(0,0)(1,0)(0,0)(1,0)(0,0)(1,0)(0,0)(1,0)(0,0)[10] = 176

Can't postpone it any longer, can I?

Alright. Here are the rules for ANY expression that ends with either (0,0)[n] or (1,0)[n]:

(1) If it ends with (0,0)[n] then we delete the (0,0) and add 1 to n.

(2) if it ends with (1,0)[n] then we:

(2-i) delete the final (1,0)[n] (but remember the value of n)

(2-ii) Copy everything from the last (0,0) in the resulting expression till the end, an additional n-1 times.

(2-iii) reappend the [n] at the end (without changing its value)

For example, to expand (0,0)(1,0)(2,0)(3,0)(0,0)(1,0)(2,0)(1,0)[3]:

(a) We see that it ends with a (1,0) so we'll follow rule 2.

(b) We delete the (1,0)[3] and remember "n=3"

(0,0)(1,0)(2,0)(3,0)(0,0)(1,0)(2,0)

(c) We look for the last (0,0) in there:

(0,0)(1,0)(2,0)(3,0)

(0,0)(1,0)(2,0)

(d) For clarity, let's bold everything starting from that (0,0)

(0,0)(1,0)(2,0)(3,0)

(0,0)(1,0)(2,0)(e) Copy the bolded part two more times (since n is 3):

(0,0)(1,0)(2,0)(3,0)

(0,0)(1,0)(2,0)(0,0)(1,0)(2,0)(0,0)(1,0)(2,0)(f) Append the [3] at the end:

(0,0)(1,0)(2,0)(3,0)(0,0)(1,0)(2,0)(0,0)(1,0)(2,0)(0,0)(1,0)(2,0)[3]

Of-course, we don't yet know how to expand

that (it ends in a (2,0)) , but I've chosen this example to illustrate that the above rules will continue to be valid even once we add things like (2,0) and beyond.

We also need a new rule for the forbidden substrings:

Let (a,b)

_{n} be shorthand for (a,b)...(a,b) (with n (a,b)'s)

Then the following substrings are forbidden:

(a) (0,0)(0,0)(1,0) (we've already mentioned that one)

(b) (0,0)(1,0)

_{n}(0,0)(1,0)

_{m} for m>n.

And that's it for now. The limit of

this is already going to be a very big number (more info on exactly how big it is, will be given as we progress).

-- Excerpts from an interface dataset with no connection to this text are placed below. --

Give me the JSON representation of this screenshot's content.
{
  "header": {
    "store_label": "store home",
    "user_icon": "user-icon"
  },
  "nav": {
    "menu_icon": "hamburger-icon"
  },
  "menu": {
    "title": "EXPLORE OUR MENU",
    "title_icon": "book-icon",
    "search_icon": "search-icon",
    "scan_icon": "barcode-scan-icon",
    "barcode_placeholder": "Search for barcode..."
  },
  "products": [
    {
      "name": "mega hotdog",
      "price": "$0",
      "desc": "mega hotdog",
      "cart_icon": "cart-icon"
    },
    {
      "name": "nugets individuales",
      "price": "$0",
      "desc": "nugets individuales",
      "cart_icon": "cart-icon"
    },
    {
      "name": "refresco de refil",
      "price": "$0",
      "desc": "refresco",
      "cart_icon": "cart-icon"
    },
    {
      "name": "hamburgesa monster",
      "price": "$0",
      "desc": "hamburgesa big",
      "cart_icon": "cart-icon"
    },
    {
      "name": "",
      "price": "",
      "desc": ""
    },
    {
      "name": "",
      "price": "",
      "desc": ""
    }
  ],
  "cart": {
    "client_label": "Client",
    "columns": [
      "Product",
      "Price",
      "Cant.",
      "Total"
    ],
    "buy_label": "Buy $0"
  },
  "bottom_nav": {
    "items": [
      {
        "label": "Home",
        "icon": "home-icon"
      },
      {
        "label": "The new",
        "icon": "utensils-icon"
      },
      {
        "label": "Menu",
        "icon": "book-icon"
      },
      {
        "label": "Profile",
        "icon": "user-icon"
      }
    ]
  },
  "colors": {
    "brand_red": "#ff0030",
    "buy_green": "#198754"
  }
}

At any rate, you now have all the information needed to calculate the actual value of the next expression. For those who are just interested in the end result, here is the general formula for (0,0)(1,0)(1,0)[n] (if you want to find it on your own, don't peek!):